Task item :: Nothing should change. Output the data exactly.

Provided data ::
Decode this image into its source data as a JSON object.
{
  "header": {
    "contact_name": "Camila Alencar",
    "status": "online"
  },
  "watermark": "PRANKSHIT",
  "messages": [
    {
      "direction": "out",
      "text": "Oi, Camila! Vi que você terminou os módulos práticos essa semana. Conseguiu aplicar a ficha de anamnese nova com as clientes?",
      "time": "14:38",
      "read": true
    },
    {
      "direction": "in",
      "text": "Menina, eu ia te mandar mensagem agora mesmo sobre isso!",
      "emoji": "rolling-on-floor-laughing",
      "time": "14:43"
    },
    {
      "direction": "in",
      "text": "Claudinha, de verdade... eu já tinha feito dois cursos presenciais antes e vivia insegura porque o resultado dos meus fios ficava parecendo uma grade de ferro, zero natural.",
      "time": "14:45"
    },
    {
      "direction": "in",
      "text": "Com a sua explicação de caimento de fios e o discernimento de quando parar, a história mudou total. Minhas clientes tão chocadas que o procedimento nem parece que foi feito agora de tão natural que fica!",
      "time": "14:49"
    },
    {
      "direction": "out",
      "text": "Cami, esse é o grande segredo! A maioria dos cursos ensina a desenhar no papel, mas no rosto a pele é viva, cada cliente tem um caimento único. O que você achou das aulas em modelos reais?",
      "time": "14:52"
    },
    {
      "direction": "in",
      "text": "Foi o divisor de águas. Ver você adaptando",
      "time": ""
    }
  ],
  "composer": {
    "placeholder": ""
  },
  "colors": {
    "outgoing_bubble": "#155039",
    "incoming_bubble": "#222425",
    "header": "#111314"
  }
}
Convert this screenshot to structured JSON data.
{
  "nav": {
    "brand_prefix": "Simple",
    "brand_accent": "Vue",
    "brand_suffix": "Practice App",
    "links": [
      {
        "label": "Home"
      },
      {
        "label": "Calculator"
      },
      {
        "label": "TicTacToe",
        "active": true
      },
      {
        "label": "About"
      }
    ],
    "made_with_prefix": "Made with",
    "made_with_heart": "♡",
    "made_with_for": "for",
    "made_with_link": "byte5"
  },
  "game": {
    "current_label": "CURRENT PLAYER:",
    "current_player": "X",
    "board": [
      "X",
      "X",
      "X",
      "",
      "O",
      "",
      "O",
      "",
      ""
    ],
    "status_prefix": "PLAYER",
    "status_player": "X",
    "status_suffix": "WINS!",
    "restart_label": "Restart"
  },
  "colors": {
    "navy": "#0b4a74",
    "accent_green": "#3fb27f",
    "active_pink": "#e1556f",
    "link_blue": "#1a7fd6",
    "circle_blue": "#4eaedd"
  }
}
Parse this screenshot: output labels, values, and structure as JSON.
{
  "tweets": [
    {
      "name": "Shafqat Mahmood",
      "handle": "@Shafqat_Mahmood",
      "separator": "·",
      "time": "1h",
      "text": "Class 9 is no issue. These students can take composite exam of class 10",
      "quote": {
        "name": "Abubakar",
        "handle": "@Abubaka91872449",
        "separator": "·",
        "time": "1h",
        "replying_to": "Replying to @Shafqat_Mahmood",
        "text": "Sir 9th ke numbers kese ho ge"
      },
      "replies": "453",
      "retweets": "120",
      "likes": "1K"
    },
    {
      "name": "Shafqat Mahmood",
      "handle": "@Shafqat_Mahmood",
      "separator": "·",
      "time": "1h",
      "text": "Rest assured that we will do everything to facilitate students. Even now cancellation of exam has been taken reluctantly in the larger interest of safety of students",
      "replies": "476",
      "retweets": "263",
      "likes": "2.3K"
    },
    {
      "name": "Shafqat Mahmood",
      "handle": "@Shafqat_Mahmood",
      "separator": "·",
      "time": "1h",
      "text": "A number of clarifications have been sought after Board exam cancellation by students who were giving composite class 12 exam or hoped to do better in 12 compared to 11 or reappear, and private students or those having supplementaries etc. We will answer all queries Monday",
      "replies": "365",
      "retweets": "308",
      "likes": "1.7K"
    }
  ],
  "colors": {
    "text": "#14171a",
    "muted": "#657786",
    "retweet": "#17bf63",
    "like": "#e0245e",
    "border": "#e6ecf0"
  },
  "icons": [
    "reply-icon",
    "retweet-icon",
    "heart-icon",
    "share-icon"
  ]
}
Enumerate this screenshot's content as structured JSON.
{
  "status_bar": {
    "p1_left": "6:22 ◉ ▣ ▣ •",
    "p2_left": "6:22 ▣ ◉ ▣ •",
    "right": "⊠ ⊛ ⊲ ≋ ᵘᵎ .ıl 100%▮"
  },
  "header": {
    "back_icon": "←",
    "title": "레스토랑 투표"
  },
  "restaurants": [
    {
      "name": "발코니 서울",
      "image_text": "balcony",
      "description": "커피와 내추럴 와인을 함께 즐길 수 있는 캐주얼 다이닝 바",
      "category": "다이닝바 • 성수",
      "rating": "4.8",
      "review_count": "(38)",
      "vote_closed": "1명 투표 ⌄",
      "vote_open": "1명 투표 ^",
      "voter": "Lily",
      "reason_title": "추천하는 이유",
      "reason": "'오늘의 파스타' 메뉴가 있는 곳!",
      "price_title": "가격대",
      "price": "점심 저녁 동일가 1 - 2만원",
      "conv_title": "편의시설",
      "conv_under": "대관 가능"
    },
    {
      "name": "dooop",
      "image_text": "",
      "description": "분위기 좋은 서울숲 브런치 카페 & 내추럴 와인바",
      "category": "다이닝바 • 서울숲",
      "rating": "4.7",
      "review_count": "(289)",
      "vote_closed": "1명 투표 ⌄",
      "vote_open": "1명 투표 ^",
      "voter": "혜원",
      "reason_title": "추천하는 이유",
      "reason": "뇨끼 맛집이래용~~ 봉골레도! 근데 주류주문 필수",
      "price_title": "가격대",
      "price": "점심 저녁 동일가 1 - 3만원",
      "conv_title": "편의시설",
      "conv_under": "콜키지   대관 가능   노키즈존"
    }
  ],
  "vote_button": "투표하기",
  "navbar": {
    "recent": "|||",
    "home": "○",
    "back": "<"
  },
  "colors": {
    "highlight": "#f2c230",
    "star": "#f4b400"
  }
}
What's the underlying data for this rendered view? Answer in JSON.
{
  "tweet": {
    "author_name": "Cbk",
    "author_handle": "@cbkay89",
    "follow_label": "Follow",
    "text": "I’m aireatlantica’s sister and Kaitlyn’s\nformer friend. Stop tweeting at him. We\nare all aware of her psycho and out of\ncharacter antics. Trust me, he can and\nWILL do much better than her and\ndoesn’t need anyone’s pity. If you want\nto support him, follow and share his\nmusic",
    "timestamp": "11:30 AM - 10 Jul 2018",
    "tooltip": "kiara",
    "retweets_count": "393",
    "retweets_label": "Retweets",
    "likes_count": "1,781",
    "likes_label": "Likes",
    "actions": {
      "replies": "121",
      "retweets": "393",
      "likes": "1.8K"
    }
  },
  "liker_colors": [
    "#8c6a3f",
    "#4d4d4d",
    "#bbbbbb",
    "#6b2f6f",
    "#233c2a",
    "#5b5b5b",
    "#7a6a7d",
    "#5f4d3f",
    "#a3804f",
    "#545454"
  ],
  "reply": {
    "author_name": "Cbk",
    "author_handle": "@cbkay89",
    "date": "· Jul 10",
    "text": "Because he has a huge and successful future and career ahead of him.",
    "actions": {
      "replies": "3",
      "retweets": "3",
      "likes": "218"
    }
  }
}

Result below ::
Decode this image into its source data as a JSON object.
{
  "header": {
    "contact_name": "Camila Alencar",
    "status": "online"
  },
  "watermark": "PRANKSHIT",
  "messages": [
    {
      "direction": "out",
      "text": "Oi, Camila! Vi que você terminou os módulos práticos essa semana. Conseguiu aplicar a ficha de anamnese nova com as clientes?",
      "time": "14:38",
      "read": true
    },
    {
      "direction": "in",
      "text": "Menina, eu ia te mandar mensagem agora mesmo sobre isso!",
      "emoji": "rolling-on-floor-laughing",
      "time": "14:43"
    },
    {
      "direction": "in",
      "text": "Claudinha, de verdade... eu já tinha feito dois cursos presenciais antes e vivia insegura porque o resultado dos meus fios ficava parecendo uma grade de ferro, zero natural.",
      "time": "14:45"
    },
    {
      "direction": "in",
      "text": "Com a sua explicação de caimento de fios e o discernimento de quando parar, a história mudou total. Minhas clientes tão chocadas que o procedimento nem parece que foi feito agora de tão natural que fica!",
      "time": "14:49"
    },
    {
      "direction": "out",
      "text": "Cami, esse é o grande segredo! A maioria dos cursos ensina a desenhar no papel, mas no rosto a pele é viva, cada cliente tem um caimento único. O que você achou das aulas em modelos reais?",
      "time": "14:52"
    },
    {
      "direction": "in",
      "text": "Foi o divisor de águas. Ver você adaptando",
      "time": ""
    }
  ],
  "composer": {
    "placeholder": ""
  },
  "colors": {
    "outgoing_bubble": "#155039",
    "incoming_bubble": "#222425",
    "header": "#111314"
  }
}
Convert this screenshot to structured JSON data.
{
  "nav": {
    "brand_prefix": "Simple",
    "brand_accent": "Vue",
    "brand_suffix": "Practice App",
    "links": [
      {
        "label": "Home"
      },
      {
        "label": "Calculator"
      },
      {
        "label": "TicTacToe",
        "active": true
      },
      {
        "label": "About"
      }
    ],
    "made_with_prefix": "Made with",
    "made_with_heart": "♡",
    "made_with_for": "for",
    "made_with_link": "byte5"
  },
  "game": {
    "current_label": "CURRENT PLAYER:",
    "current_player": "X",
    "board": [
      "X",
      "X",
      "X",
      "",
      "O",
      "",
      "O",
      "",
      ""
    ],
    "status_prefix": "PLAYER",
    "status_player": "X",
    "status_suffix": "WINS!",
    "restart_label": "Restart"
  },
  "colors": {
    "navy": "#0b4a74",
    "accent_green": "#3fb27f",
    "active_pink": "#e1556f",
    "link_blue": "#1a7fd6",
    "circle_blue": "#4eaedd"
  }
}
Parse this screenshot: output labels, values, and structure as JSON.
{
  "tweets": [
    {
      "name": "Shafqat Mahmood",
      "handle": "@Shafqat_Mahmood",
      "separator": "·",
      "time": "1h",
      "text": "Class 9 is no issue. These students can take composite exam of class 10",
      "quote": {
        "name": "Abubakar",
        "handle": "@Abubaka91872449",
        "separator": "·",
        "time": "1h",
        "replying_to": "Replying to @Shafqat_Mahmood",
        "text": "Sir 9th ke numbers kese ho ge"
      },
      "replies": "453",
      "retweets": "120",
      "likes": "1K"
    },
    {
      "name": "Shafqat Mahmood",
      "handle": "@Shafqat_Mahmood",
      "separator": "·",
      "time": "1h",
      "text": "Rest assured that we will do everything to facilitate students. Even now cancellation of exam has been taken reluctantly in the larger interest of safety of students",
      "replies": "476",
      "retweets": "263",
      "likes": "2.3K"
    },
    {
      "name": "Shafqat Mahmood",
      "handle": "@Shafqat_Mahmood",
      "separator": "·",
      "time": "1h",
      "text": "A number of clarifications have been sought after Board exam cancellation by students who were giving composite class 12 exam or hoped to do better in 12 compared to 11 or reappear, and private students or those having supplementaries etc. We will answer all queries Monday",
      "replies": "365",
      "retweets": "308",
      "likes": "1.7K"
    }
  ],
  "colors": {
    "text": "#14171a",
    "muted": "#657786",
    "retweet": "#17bf63",
    "like": "#e0245e",
    "border": "#e6ecf0"
  },
  "icons": [
    "reply-icon",
    "retweet-icon",
    "heart-icon",
    "share-icon"
  ]
}
Enumerate this screenshot's content as structured JSON.
{
  "status_bar": {
    "p1_left": "6:22 ◉ ▣ ▣ •",
    "p2_left": "6:22 ▣ ◉ ▣ •",
    "right": "⊠ ⊛ ⊲ ≋ ᵘᵎ .ıl 100%▮"
  },
  "header": {
    "back_icon": "←",
    "title": "레스토랑 투표"
  },
  "restaurants": [
    {
      "name": "발코니 서울",
      "image_text": "balcony",
      "description": "커피와 내추럴 와인을 함께 즐길 수 있는 캐주얼 다이닝 바",
      "category": "다이닝바 • 성수",
      "rating": "4.8",
      "review_count": "(38)",
      "vote_closed": "1명 투표 ⌄",
      "vote_open": "1명 투표 ^",
      "voter": "Lily",
      "reason_title": "추천하는 이유",
      "reason": "'오늘의 파스타' 메뉴가 있는 곳!",
      "price_title": "가격대",
      "price": "점심 저녁 동일가 1 - 2만원",
      "conv_title": "편의시설",
      "conv_under": "대관 가능"
    },
    {
      "name": "dooop",
      "image_text": "",
      "description": "분위기 좋은 서울숲 브런치 카페 & 내추럴 와인바",
      "category": "다이닝바 • 서울숲",
      "rating": "4.7",
      "review_count": "(289)",
      "vote_closed": "1명 투표 ⌄",
      "vote_open": "1명 투표 ^",
      "voter": "혜원",
      "reason_title": "추천하는 이유",
      "reason": "뇨끼 맛집이래용~~ 봉골레도! 근데 주류주문 필수",
      "price_title": "가격대",
      "price": "점심 저녁 동일가 1 - 3만원",
      "conv_title": "편의시설",
      "conv_under": "콜키지   대관 가능   노키즈존"
    }
  ],
  "vote_button": "투표하기",
  "navbar": {
    "recent": "|||",
    "home": "○",
    "back": "<"
  },
  "colors": {
    "highlight": "#f2c230",
    "star": "#f4b400"
  }
}
What's the underlying data for this rendered view? Answer in JSON.
{
  "tweet": {
    "author_name": "Cbk",
    "author_handle": "@cbkay89",
    "follow_label": "Follow",
    "text": "I’m aireatlantica’s sister and Kaitlyn’s\nformer friend. Stop tweeting at him. We\nare all aware of her psycho and out of\ncharacter antics. Trust me, he can and\nWILL do much better than her and\ndoesn’t need anyone’s pity. If you want\nto support him, follow and share his\nmusic",
    "timestamp": "11:30 AM - 10 Jul 2018",
    "tooltip": "kiara",
    "retweets_count": "393",
    "retweets_label": "Retweets",
    "likes_count": "1,781",
    "likes_label": "Likes",
    "actions": {
      "replies": "121",
      "retweets": "393",
      "likes": "1.8K"
    }
  },
  "liker_colors": [
    "#8c6a3f",
    "#4d4d4d",
    "#bbbbbb",
    "#6b2f6f",
    "#233c2a",
    "#5b5b5b",
    "#7a6a7d",
    "#5f4d3f",
    "#a3804f",
    "#545454"
  ],
  "reply": {
    "author_name": "Cbk",
    "author_handle": "@cbkay89",
    "date": "· Jul 10",
    "text": "Because he has a huge and successful future and career ahead of him.",
    "actions": {
      "replies": "3",
      "retweets": "3",
      "likes": "218"
    }
  }
}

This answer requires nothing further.